President's budget could mean the end to ShakeAlert earthquake early warning system
EUGENE, Ore. - President Donald Trump released his budget proposal last week, and it could mean the end to the West Coast's ShakeAlert.
Scientists warn we are due for a massive earthquake along the Cascadia Subduction Zone - possibly up to a magnitude 9.
If funding for the ShakeAlert program is cut, a major earthquake could hit without warning.
The program is designed to give the public anywhere from tens of seconds, to minutes of warning before an earthquake strikes.
"There's a lot you can do in that time," said Douglas Toomey, professor of geophysics at the University of Oregon. "Studies have shown in previous earthquakes, many people hurt themselves when they are caught unaware, and they start to run and things fall on them."
Several universities are involved in the program -- including the University of Oregon.
Toomey says the program is working on pilot projects with the Eugene Water and Electric Board.
"They're using the alerts to turn off the power generating facilities," said Toomey. "So, when the strong shaking passes through, those facilities are off and can come back online afterwards."
The precious seconds of warning also improves bridge safety. The program is working with the Oregon Department of Transportation to install red lights at bridges -- alerting drivers to keep off.
All along Highway 101 and Portland, we have a number of bridges that are not up to seismic code," said Toomey. "And so, one of the simple things you can do with the alert system is simply automate a response and stop traffic on those bridges."

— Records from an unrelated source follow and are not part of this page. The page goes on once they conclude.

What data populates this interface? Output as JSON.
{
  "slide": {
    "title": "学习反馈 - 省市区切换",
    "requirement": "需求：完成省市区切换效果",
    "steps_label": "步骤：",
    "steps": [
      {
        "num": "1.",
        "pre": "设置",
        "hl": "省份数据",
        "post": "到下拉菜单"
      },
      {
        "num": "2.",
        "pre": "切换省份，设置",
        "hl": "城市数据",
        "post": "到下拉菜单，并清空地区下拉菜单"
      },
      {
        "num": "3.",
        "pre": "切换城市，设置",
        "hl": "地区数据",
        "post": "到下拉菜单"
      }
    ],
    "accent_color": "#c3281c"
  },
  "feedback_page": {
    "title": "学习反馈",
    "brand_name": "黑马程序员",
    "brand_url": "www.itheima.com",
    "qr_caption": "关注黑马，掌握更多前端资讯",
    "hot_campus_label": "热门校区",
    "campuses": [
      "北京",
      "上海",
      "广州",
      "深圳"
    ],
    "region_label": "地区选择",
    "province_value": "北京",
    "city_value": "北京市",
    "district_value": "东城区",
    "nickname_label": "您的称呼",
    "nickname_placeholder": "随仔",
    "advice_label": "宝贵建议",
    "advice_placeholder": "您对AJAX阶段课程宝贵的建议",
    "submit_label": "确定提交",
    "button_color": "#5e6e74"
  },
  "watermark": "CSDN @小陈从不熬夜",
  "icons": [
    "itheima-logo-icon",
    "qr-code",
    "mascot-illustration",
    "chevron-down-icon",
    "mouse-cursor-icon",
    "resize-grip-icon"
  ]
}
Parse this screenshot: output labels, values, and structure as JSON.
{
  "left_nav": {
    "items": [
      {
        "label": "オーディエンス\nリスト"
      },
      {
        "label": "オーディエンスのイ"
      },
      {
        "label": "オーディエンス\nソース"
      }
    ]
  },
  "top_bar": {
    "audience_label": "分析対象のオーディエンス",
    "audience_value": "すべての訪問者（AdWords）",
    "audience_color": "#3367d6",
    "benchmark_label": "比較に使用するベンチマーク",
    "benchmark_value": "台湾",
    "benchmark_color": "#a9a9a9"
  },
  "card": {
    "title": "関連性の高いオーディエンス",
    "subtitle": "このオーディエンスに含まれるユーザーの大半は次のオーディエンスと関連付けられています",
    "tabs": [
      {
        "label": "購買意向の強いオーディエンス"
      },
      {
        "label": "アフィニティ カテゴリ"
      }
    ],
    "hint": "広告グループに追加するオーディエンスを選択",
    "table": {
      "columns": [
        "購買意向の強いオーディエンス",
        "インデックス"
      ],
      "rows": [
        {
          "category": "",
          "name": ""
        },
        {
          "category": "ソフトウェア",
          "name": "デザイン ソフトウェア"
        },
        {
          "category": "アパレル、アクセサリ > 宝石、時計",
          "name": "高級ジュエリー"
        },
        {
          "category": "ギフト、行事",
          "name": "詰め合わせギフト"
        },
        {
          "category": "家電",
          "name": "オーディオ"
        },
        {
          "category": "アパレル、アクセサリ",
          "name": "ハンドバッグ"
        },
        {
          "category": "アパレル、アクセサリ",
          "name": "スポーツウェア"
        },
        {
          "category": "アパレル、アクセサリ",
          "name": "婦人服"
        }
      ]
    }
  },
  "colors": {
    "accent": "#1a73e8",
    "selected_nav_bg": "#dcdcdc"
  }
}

U.S. Geological Survey officials said 23 million dollars has already been poured into the program.
Toomey stated that if this federal budget goes through, it would cut the program in 2018 -- at a time when it would have a limited public roll-out.
"The president's budget is not good for science, and so this is a science project that directly benefits the population of the Pacific Northwest. Not only would it end that project - we have four full time employees that we would lose, and I think that's bad news," said Toomey.
The president's budget is just a proposal and is not final.
Toomey told us he hopes people reach out to their representatives to ask for continued funding for the program.